Work task ▸
The entries that follow must be given again exactly, with the pictures excluded.

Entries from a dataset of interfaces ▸
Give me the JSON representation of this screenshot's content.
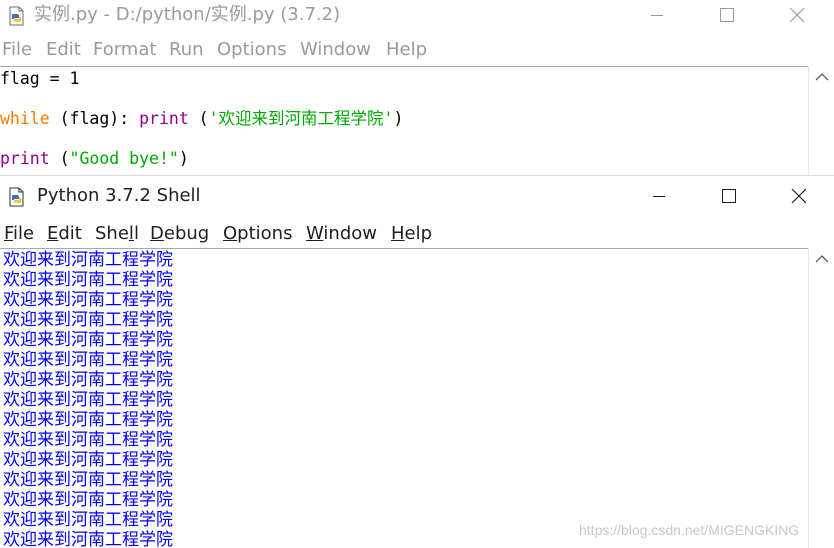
{
  "editor": {
    "title": "实例.py - D:/python/实例.py (3.7.2)",
    "menu": [
      "File",
      "Edit",
      "Format",
      "Run",
      "Options",
      "Window",
      "Help"
    ],
    "code": {
      "line1": "flag = 1",
      "line2": {
        "kw": "while",
        "mid": " (flag): ",
        "fn": "print",
        "sp": " (",
        "str": "'欢迎来到河南工程学院'",
        "end": ")"
      },
      "line3": {
        "fn": "print",
        "sp": " (",
        "str": "\"Good bye!\"",
        "end": ")"
      }
    }
  },
  "shell": {
    "title": "Python 3.7.2 Shell",
    "menu": [
      {
        "u": "F",
        "rest": "ile"
      },
      {
        "u": "E",
        "rest": "dit"
      },
      {
        "pre": "She",
        "u": "l",
        "rest": "l"
      },
      {
        "u": "D",
        "rest": "ebug"
      },
      {
        "u": "O",
        "rest": "ptions"
      },
      {
        "u": "W",
        "rest": "indow"
      },
      {
        "u": "H",
        "rest": "elp"
      }
    ],
    "output_text": "欢迎来到河南工程学院",
    "output_lines": [
      "欢迎来到河南工程学院",
      "欢迎来到河南工程学院",
      "欢迎来到河南工程学院",
      "欢迎来到河南工程学院",
      "欢迎来到河南工程学院",
      "欢迎来到河南工程学院",
      "欢迎来到河南工程学院",
      "欢迎来到河南工程学院",
      "欢迎来到河南工程学院",
      "欢迎来到河南工程学院",
      "欢迎来到河南工程学院",
      "欢迎来到河南工程学院",
      "欢迎来到河南工程学院",
      "欢迎来到河南工程学院",
      "欢迎来到河南工程学院"
    ]
  },
  "watermark": "https://blog.csdn.net/MIGENGKING",
  "icons": {
    "app": "python-file-icon",
    "minimize": "minimize-icon",
    "maximize": "maximize-icon",
    "close": "close-icon",
    "scroll_up": "scroll-up-arrow-icon"
  },
  "colors": {
    "keyword": "#ff7700",
    "builtin": "#900090",
    "string": "#00aa00",
    "shell_output": "#0000ff"
  }
}
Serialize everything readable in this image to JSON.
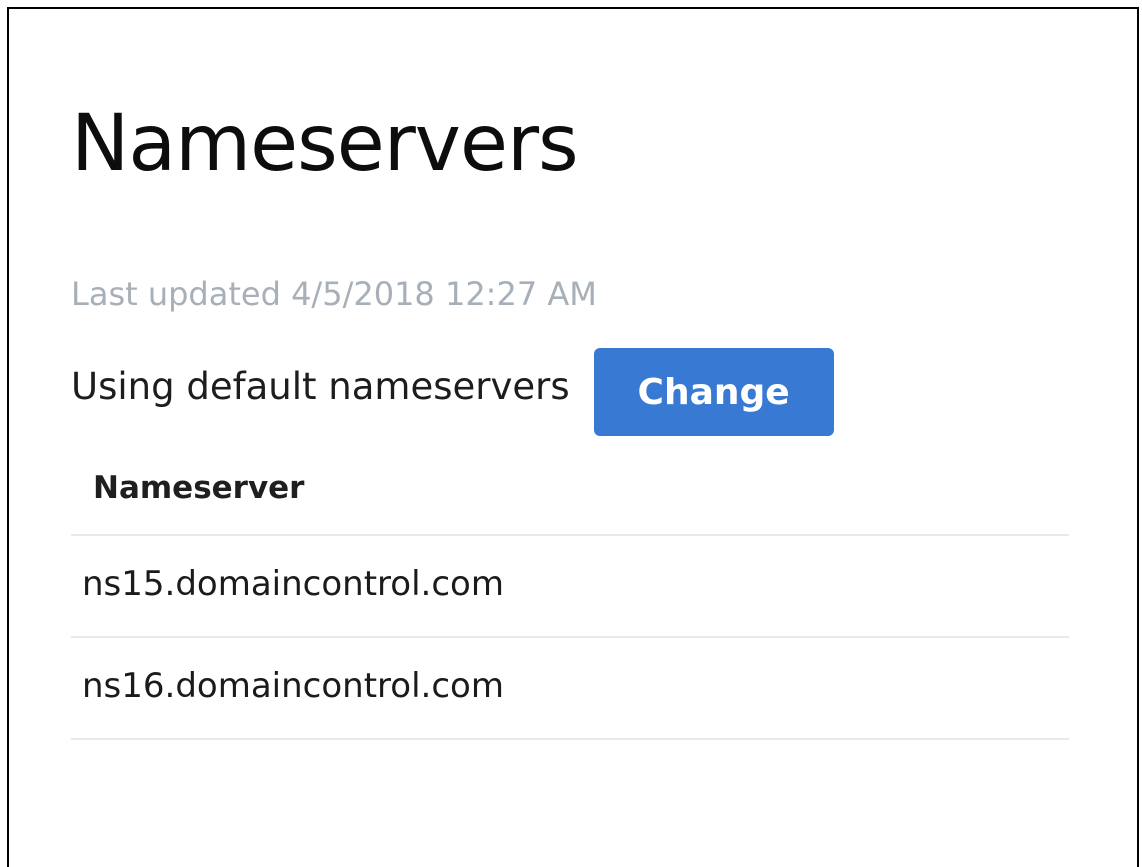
{
  "page": {
    "title": "Nameservers",
    "last_updated": "Last updated 4/5/2018 12:27 AM",
    "status_text": "Using default nameservers",
    "change_label": "Change"
  },
  "table": {
    "header": "Nameserver",
    "rows": [
      "ns15.domaincontrol.com",
      "ns16.domaincontrol.com"
    ]
  },
  "colors": {
    "accent": "#3779d3",
    "muted_text": "#a7b0b8",
    "divider": "#e8e8e8"
  }
}
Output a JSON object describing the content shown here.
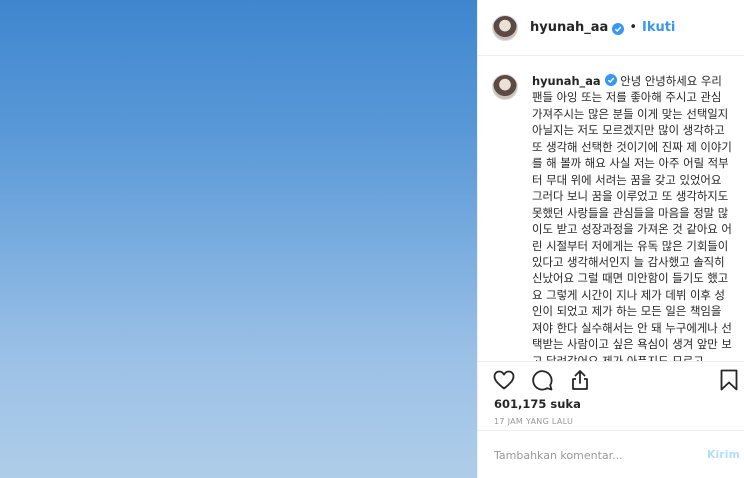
{
  "post": {
    "username": "hyunah_aa",
    "follow_label": "Ikuti",
    "separator": "•"
  },
  "caption": {
    "username": "hyunah_aa",
    "text": "안녕 안녕하세요 우리 팬들 아잉 또는 저를 좋아해 주시고 관심 가져주시는 많은 분들 이게 맞는 선택일지 아닐지는 저도 모르겠지만 많이 생각하고 또 생각해 선택한 것이기에 진짜 제 이야기를 해 볼까 해요 사실 저는 아주 어릴 적부터 무대 위에 서려는 꿈을 갖고 있었어요 그러다 보니 꿈을 이루었고 또 생각하지도 못했던 사랑들을 관심들을 마음을 정말 많이도 받고 성장과정을 가져온 것 같아요 어린 시절부터 저에게는 유독 많은 기회들이 있다고 생각해서인지 늘 감사했고 솔직히 신났어요 그럴 때면 미안함이 들기도 했고요 그렇게 시간이 지나 제가 데뷔 이후 성인이 되었고 제가 하는 모든 일은 책임을 져야 한다 실수해서는 안 돼 누구에게나 선택받는 사람이고 싶은 욕심이 생겨 앞만 보고 달려갔어요 제가 아픈지도 모르고"
  },
  "actions": {
    "like_icon": "heart-icon",
    "comment_icon": "comment-bubble-icon",
    "share_icon": "share-upload-icon",
    "save_icon": "bookmark-icon"
  },
  "likes_text": "601,175 suka",
  "timestamp": "17 JAM YANG LALU",
  "comment_box": {
    "placeholder": "Tambahkan komentar...",
    "submit_label": "Kirim"
  },
  "colors": {
    "accent": "#3897f0",
    "submit_disabled": "#b2dffc",
    "sky_top": "#3f86cf",
    "sky_bottom": "#aecde9"
  }
}
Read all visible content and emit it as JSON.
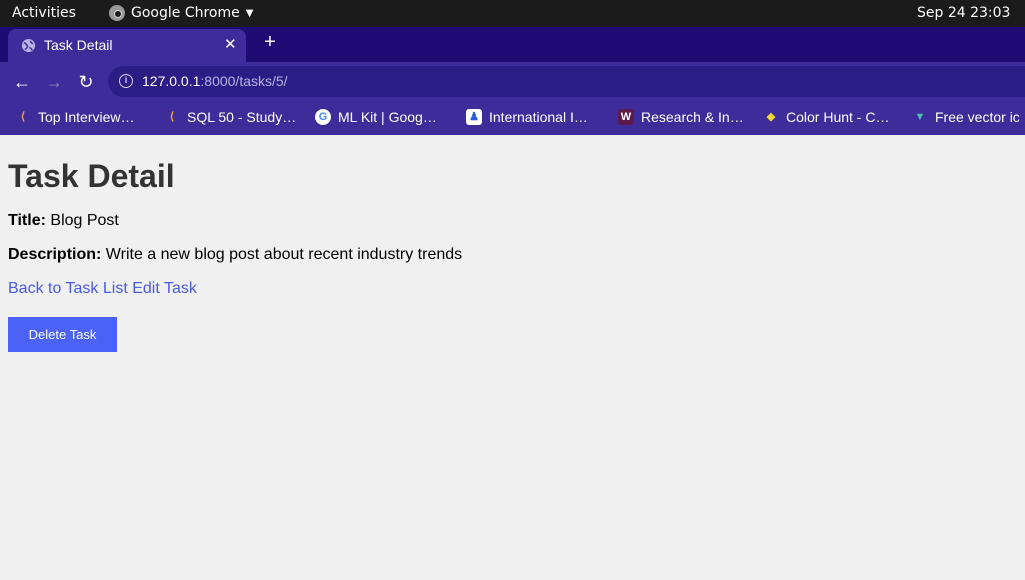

Written solution ▸
Give me the JSON representation of this screenshot's content.
{
  "editor": {
    "title": "实例.py - D:/python/实例.py (3.7.2)",
    "menu": [
      "File",
      "Edit",
      "Format",
      "Run",
      "Options",
      "Window",
      "Help"
    ],
    "code": {
      "line1": "flag = 1",
      "line2": {
        "kw": "while",
        "mid": " (flag): ",
        "fn": "print",
        "sp": " (",
        "str": "'欢迎来到河南工程学院'",
        "end": ")"
      },
      "line3": {
        "fn": "print",
        "sp": " (",
        "str": "\"Good bye!\"",
        "end": ")"
      }
    }
  },
  "shell": {
    "title": "Python 3.7.2 Shell",
    "menu": [
      {
        "u": "F",
        "rest": "ile"
      },
      {
        "u": "E",
        "rest": "dit"
      },
      {
        "pre": "She",
        "u": "l",
        "rest": "l"
      },
      {
        "u": "D",
        "rest": "ebug"
      },
      {
        "u": "O",
        "rest": "ptions"
      },
      {
        "u": "W",
        "rest": "indow"
      },
      {
        "u": "H",
        "rest": "elp"
      }
    ],
    "output_text": "欢迎来到河南工程学院",
    "output_lines": [
      "欢迎来到河南工程学院",
      "欢迎来到河南工程学院",
      "欢迎来到河南工程学院",
      "欢迎来到河南工程学院",
      "欢迎来到河南工程学院",
      "欢迎来到河南工程学院",
      "欢迎来到河南工程学院",
      "欢迎来到河南工程学院",
      "欢迎来到河南工程学院",
      "欢迎来到河南工程学院",
      "欢迎来到河南工程学院",
      "欢迎来到河南工程学院",
      "欢迎来到河南工程学院",
      "欢迎来到河南工程学院",
      "欢迎来到河南工程学院"
    ]
  },
  "watermark": "https://blog.csdn.net/MIGENGKING",
  "icons": {
    "app": "python-file-icon",
    "minimize": "minimize-icon",
    "maximize": "maximize-icon",
    "close": "close-icon",
    "scroll_up": "scroll-up-arrow-icon"
  },
  "colors": {
    "keyword": "#ff7700",
    "builtin": "#900090",
    "string": "#00aa00",
    "shell_output": "#0000ff"
  }
}
Serialize everything readable in this image to JSON.
{
  "page": {
    "title": "Nameservers",
    "last_updated": "Last updated 4/5/2018 12:27 AM",
    "status_text": "Using default nameservers",
    "change_label": "Change"
  },
  "table": {
    "header": "Nameserver",
    "rows": [
      "ns15.domaincontrol.com",
      "ns16.domaincontrol.com"
    ]
  },
  "colors": {
    "accent": "#3779d3",
    "muted_text": "#a7b0b8",
    "divider": "#e8e8e8"
  }
}
Output a JSON object describing the content shown here.
{
  "post": {
    "username": "hyunah_aa",
    "follow_label": "Ikuti",
    "separator": "•"
  },
  "caption": {
    "username": "hyunah_aa",
    "text": "안녕 안녕하세요 우리 팬들 아잉 또는 저를 좋아해 주시고 관심 가져주시는 많은 분들 이게 맞는 선택일지 아닐지는 저도 모르겠지만 많이 생각하고 또 생각해 선택한 것이기에 진짜 제 이야기를 해 볼까 해요 사실 저는 아주 어릴 적부터 무대 위에 서려는 꿈을 갖고 있었어요 그러다 보니 꿈을 이루었고 또 생각하지도 못했던 사랑들을 관심들을 마음을 정말 많이도 받고 성장과정을 가져온 것 같아요 어린 시절부터 저에게는 유독 많은 기회들이 있다고 생각해서인지 늘 감사했고 솔직히 신났어요 그럴 때면 미안함이 들기도 했고요 그렇게 시간이 지나 제가 데뷔 이후 성인이 되었고 제가 하는 모든 일은 책임을 져야 한다 실수해서는 안 돼 누구에게나 선택받는 사람이고 싶은 욕심이 생겨 앞만 보고 달려갔어요 제가 아픈지도 모르고"
  },
  "actions": {
    "like_icon": "heart-icon",
    "comment_icon": "comment-bubble-icon",
    "share_icon": "share-upload-icon",
    "save_icon": "bookmark-icon"
  },
  "likes_text": "601,175 suka",
  "timestamp": "17 JAM YANG LALU",
  "comment_box": {
    "placeholder": "Tambahkan komentar...",
    "submit_label": "Kirim"
  },
  "colors": {
    "accent": "#3897f0",
    "submit_disabled": "#b2dffc",
    "sky_top": "#3f86cf",
    "sky_bottom": "#aecde9"
  }
}
Read all visible content and emit it as JSON.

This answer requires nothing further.